A funding dispute over how to account for a Veterans Affairs (VA) health care program is stalling deal to fund the government for another year; the Supreme Court rules in a case involving states and pharmacy benefit managers (PBMs); the antiepileptic drug ezogabine lowered the pathologic excitability of cortical and spinal motor neuron cells, which have a role in amyotrophic lateral sclerosis (ALS).

VA Health Care Funding Dispute Stalling Government Funding Deal

A dispute over veterans’ health care is the final big hurdle to an agreement on a mammoth omnibus funding the government until October 1, 2021, The Hill reported. The issue has to do with how to account for about $12.5 billion in funding for a Veterans Affairs (VA) program that gives veterans wider access to private doctors. If the money is counted as “emergency” funds, the spending wouldn’t be counted under limits set as part of a 2-year budget deal.

Supreme Court Rules States Can Regulate PBMs
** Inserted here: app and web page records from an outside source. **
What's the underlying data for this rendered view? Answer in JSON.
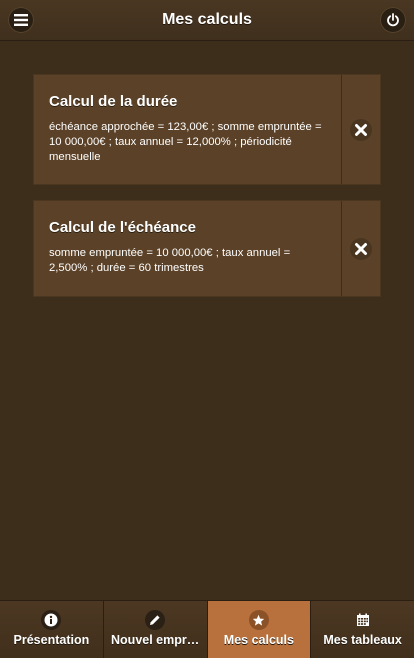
{
  "header": {
    "title": "Mes calculs"
  },
  "calculations": [
    {
      "title": "Calcul de la durée",
      "description": "échéance approchée = 123,00€ ; somme empruntée = 10 000,00€ ; taux annuel = 12,000% ; périodicité mensuelle"
    },
    {
      "title": "Calcul de l'échéance",
      "description": "somme empruntée = 10 000,00€ ; taux annuel = 2,500% ; durée = 60 trimestres"
    }
  ],
  "navbar": {
    "items": [
      {
        "label": "Présentation",
        "icon": "info-icon"
      },
      {
        "label": "Nouvel empr…",
        "icon": "pencil-icon"
      },
      {
        "label": "Mes calculs",
        "icon": "star-icon",
        "active": true
      },
      {
        "label": "Mes tableaux",
        "icon": "calendar-icon"
      }
    ]
  },
  "colors": {
    "background": "#3d2e1c",
    "card": "#5a4127",
    "active_tab": "#b8713c"
  }
}
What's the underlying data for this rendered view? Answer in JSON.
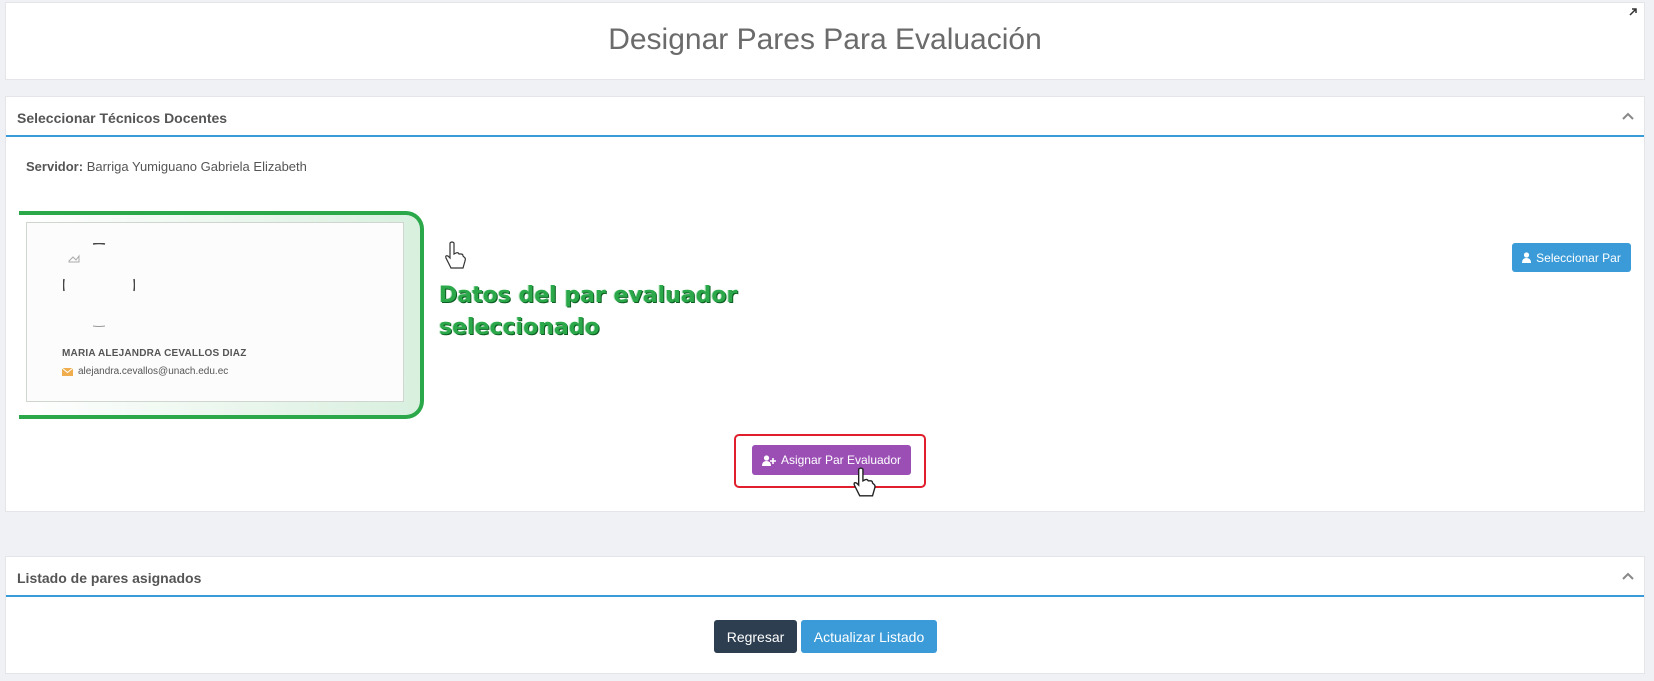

The Supreme Court ruled unanimously that states can regulate pharmacy benefit managers (PBMs). Arkansas led the 45-state suit, USA Today reported, which was also spurred by independent pharmacies, which have said that PBM practices have forced their closure across the country. The US Court of Appeals for the 8th Circuit agreed with the Pharmaceutical Care Management Association that the Employee Retirement Income Security Act of 1974 preempts state laws. The high court justices, however, agreed that the states seek to regulate drug prices, not insurance plans.

Ezogabine May Have Role in ALS-Related Neuron Activity

A recent study, reported in JAMA Neurology, found that the antiepileptic drug ezogabine reduced pathologic excitability of cortical and spinal motor neuron cells, which are increased in amyotrophic lateral sclerosis (ALS). The double-blind, placebo-controlled, phase 2 randomized multicenter study, with 65 patients, was also the first clinical investigation of ALS, or Lou Gehrig’s disease, using a drug identified through an induced pluripotent stem cell model. The results suggest that the neurophysiological metrics could be used as future biomarkers.